===== Supplied material =====
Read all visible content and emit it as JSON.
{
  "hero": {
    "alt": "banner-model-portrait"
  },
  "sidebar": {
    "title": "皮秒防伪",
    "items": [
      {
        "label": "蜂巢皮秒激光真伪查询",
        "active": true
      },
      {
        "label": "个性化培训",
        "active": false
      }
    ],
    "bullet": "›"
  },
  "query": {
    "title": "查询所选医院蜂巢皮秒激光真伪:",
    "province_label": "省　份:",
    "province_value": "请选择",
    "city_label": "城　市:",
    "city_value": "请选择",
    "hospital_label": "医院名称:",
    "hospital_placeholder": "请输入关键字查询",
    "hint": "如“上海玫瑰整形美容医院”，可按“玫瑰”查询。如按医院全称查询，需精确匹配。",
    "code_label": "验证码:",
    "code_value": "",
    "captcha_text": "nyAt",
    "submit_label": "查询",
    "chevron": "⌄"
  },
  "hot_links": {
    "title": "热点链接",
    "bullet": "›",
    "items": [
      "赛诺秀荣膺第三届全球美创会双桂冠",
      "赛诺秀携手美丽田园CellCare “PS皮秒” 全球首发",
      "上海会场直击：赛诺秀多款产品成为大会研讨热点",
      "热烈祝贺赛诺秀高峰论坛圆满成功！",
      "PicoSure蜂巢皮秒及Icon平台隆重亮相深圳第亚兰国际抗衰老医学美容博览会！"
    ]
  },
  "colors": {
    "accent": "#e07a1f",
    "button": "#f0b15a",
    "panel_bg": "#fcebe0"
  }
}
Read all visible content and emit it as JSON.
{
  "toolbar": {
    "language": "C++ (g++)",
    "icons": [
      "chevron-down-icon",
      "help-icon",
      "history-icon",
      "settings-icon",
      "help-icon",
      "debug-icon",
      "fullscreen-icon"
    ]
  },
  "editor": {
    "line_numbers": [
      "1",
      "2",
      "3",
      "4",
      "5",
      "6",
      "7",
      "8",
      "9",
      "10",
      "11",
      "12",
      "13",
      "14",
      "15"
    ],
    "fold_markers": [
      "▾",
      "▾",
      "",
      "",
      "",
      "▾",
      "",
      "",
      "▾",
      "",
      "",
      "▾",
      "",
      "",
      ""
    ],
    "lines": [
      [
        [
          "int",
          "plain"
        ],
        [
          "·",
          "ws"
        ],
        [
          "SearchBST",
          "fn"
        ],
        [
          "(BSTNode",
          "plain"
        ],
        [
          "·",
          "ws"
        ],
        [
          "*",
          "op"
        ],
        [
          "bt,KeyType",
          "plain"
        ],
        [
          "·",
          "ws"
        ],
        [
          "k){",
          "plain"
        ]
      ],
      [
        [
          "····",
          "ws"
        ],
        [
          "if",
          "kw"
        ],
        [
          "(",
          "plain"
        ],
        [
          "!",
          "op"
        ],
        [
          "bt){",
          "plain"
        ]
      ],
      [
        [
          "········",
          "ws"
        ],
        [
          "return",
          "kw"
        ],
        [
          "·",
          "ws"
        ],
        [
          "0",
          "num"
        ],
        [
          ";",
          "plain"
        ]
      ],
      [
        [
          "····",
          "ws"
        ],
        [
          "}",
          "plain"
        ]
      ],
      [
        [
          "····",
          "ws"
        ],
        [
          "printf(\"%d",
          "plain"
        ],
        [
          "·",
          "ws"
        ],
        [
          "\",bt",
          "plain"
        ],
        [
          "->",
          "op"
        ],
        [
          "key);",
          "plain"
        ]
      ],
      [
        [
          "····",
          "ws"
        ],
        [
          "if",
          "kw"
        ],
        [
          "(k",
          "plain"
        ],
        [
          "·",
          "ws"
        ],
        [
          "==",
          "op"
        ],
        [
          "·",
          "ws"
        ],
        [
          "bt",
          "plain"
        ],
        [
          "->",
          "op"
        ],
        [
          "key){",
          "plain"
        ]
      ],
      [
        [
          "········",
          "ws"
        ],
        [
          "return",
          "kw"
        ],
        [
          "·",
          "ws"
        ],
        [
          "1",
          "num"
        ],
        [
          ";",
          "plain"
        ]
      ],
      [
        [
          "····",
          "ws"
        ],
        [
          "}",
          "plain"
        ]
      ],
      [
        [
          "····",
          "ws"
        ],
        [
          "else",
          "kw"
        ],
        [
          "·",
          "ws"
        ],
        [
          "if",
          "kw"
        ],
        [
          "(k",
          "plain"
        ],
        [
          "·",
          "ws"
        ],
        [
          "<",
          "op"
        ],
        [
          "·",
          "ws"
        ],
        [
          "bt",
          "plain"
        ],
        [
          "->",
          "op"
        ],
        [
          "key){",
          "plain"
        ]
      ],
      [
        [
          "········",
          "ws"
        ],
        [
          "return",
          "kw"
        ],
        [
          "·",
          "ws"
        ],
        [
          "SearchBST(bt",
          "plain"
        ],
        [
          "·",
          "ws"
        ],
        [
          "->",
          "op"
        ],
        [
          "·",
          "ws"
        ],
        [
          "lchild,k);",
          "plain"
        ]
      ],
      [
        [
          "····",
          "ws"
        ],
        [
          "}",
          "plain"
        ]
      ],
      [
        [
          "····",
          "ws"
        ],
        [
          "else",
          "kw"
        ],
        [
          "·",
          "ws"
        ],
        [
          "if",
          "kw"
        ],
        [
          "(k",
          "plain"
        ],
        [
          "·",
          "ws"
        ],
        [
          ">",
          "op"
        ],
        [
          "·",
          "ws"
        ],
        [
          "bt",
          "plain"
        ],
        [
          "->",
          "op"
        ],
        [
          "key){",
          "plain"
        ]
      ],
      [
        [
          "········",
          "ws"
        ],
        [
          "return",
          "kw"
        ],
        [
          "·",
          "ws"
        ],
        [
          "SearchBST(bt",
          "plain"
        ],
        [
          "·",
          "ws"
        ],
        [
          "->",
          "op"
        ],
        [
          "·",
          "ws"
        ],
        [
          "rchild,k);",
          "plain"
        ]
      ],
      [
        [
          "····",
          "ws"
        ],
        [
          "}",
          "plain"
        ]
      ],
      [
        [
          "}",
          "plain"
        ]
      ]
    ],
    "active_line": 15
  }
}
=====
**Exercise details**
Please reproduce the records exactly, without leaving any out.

**Response to this exercise**
Read all visible content and emit it as JSON.
{
  "hero": {
    "alt": "banner-model-portrait"
  },
  "sidebar": {
    "title": "皮秒防伪",
    "items": [
      {
        "label": "蜂巢皮秒激光真伪查询",
        "active": true
      },
      {
        "label": "个性化培训",
        "active": false
      }
    ],
    "bullet": "›"
  },
  "query": {
    "title": "查询所选医院蜂巢皮秒激光真伪:",
    "province_label": "省　份:",
    "province_value": "请选择",
    "city_label": "城　市:",
    "city_value": "请选择",
    "hospital_label": "医院名称:",
    "hospital_placeholder": "请输入关键字查询",
    "hint": "如“上海玫瑰整形美容医院”，可按“玫瑰”查询。如按医院全称查询，需精确匹配。",
    "code_label": "验证码:",
    "code_value": "",
    "captcha_text": "nyAt",
    "submit_label": "查询",
    "chevron": "⌄"
  },
  "hot_links": {
    "title": "热点链接",
    "bullet": "›",
    "items": [
      "赛诺秀荣膺第三届全球美创会双桂冠",
      "赛诺秀携手美丽田园CellCare “PS皮秒” 全球首发",
      "上海会场直击：赛诺秀多款产品成为大会研讨热点",
      "热烈祝贺赛诺秀高峰论坛圆满成功！",
      "PicoSure蜂巢皮秒及Icon平台隆重亮相深圳第亚兰国际抗衰老医学美容博览会！"
    ]
  },
  "colors": {
    "accent": "#e07a1f",
    "button": "#f0b15a",
    "panel_bg": "#fcebe0"
  }
}
Read all visible content and emit it as JSON.
{
  "toolbar": {
    "language": "C++ (g++)",
    "icons": [
      "chevron-down-icon",
      "help-icon",
      "history-icon",
      "settings-icon",
      "help-icon",
      "debug-icon",
      "fullscreen-icon"
    ]
  },
  "editor": {
    "line_numbers": [
      "1",
      "2",
      "3",
      "4",
      "5",
      "6",
      "7",
      "8",
      "9",
      "10",
      "11",
      "12",
      "13",
      "14",
      "15"
    ],
    "fold_markers": [
      "▾",
      "▾",
      "",
      "",
      "",
      "▾",
      "",
      "",
      "▾",
      "",
      "",
      "▾",
      "",
      "",
      ""
    ],
    "lines": [
      [
        [
          "int",
          "plain"
        ],
        [
          "·",
          "ws"
        ],
        [
          "SearchBST",
          "fn"
        ],
        [
          "(BSTNode",
          "plain"
        ],
        [
          "·",
          "ws"
        ],
        [
          "*",
          "op"
        ],
        [
          "bt,KeyType",
          "plain"
        ],
        [
          "·",
          "ws"
        ],
        [
          "k){",
          "plain"
        ]
      ],
      [
        [
          "····",
          "ws"
        ],
        [
          "if",
          "kw"
        ],
        [
          "(",
          "plain"
        ],
        [
          "!",
          "op"
        ],
        [
          "bt){",
          "plain"
        ]
      ],
      [
        [
          "········",
          "ws"
        ],
        [
          "return",
          "kw"
        ],
        [
          "·",
          "ws"
        ],
        [
          "0",
          "num"
        ],
        [
          ";",
          "plain"
        ]
      ],
      [
        [
          "····",
          "ws"
        ],
        [
          "}",
          "plain"
        ]
      ],
      [
        [
          "····",
          "ws"
        ],
        [
          "printf(\"%d",
          "plain"
        ],
        [
          "·",
          "ws"
        ],
        [
          "\",bt",
          "plain"
        ],
        [
          "->",
          "op"
        ],
        [
          "key);",
          "plain"
        ]
      ],
      [
        [
          "····",
          "ws"
        ],
        [
          "if",
          "kw"
        ],
        [
          "(k",
          "plain"
        ],
        [
          "·",
          "ws"
        ],
        [
          "==",
          "op"
        ],
        [
          "·",
          "ws"
        ],
        [
          "bt",
          "plain"
        ],
        [
          "->",
          "op"
        ],
        [
          "key){",
          "plain"
        ]
      ],
      [
        [
          "········",
          "ws"
        ],
        [
          "return",
          "kw"
        ],
        [
          "·",
          "ws"
        ],
        [
          "1",
          "num"
        ],
        [
          ";",
          "plain"
        ]
      ],
      [
        [
          "····",
          "ws"
        ],
        [
          "}",
          "plain"
        ]
      ],
      [
        [
          "····",
          "ws"
        ],
        [
          "else",
          "kw"
        ],
        [
          "·",
          "ws"
        ],
        [
          "if",
          "kw"
        ],
        [
          "(k",
          "plain"
        ],
        [
          "·",
          "ws"
        ],
        [
          "<",
          "op"
        ],
        [
          "·",
          "ws"
        ],
        [
          "bt",
          "plain"
        ],
        [
          "->",
          "op"
        ],
        [
          "key){",
          "plain"
        ]
      ],
      [
        [
          "········",
          "ws"
        ],
        [
          "return",
          "kw"
        ],
        [
          "·",
          "ws"
        ],
        [
          "SearchBST(bt",
          "plain"
        ],
        [
          "·",
          "ws"
        ],
        [
          "->",
          "op"
        ],
        [
          "·",
          "ws"
        ],
        [
          "lchild,k);",
          "plain"
        ]
      ],
      [
        [
          "····",
          "ws"
        ],
        [
          "}",
          "plain"
        ]
      ],
      [
        [
          "····",
          "ws"
        ],
        [
          "else",
          "kw"
        ],
        [
          "·",
          "ws"
        ],
        [
          "if",
          "kw"
        ],
        [
          "(k",
          "plain"
        ],
        [
          "·",
          "ws"
        ],
        [
          ">",
          "op"
        ],
        [
          "·",
          "ws"
        ],
        [
          "bt",
          "plain"
        ],
        [
          "->",
          "op"
        ],
        [
          "key){",
          "plain"
        ]
      ],
      [
        [
          "········",
          "ws"
        ],
        [
          "return",
          "kw"
        ],
        [
          "·",
          "ws"
        ],
        [
          "SearchBST(bt",
          "plain"
        ],
        [
          "·",
          "ws"
        ],
        [
          "->",
          "op"
        ],
        [
          "·",
          "ws"
        ],
        [
          "rchild,k);",
          "plain"
        ]
      ],
      [
        [
          "····",
          "ws"
        ],
        [
          "}",
          "plain"
        ]
      ],
      [
        [
          "}",
          "plain"
        ]
      ]
    ],
    "active_line": 15
  }
}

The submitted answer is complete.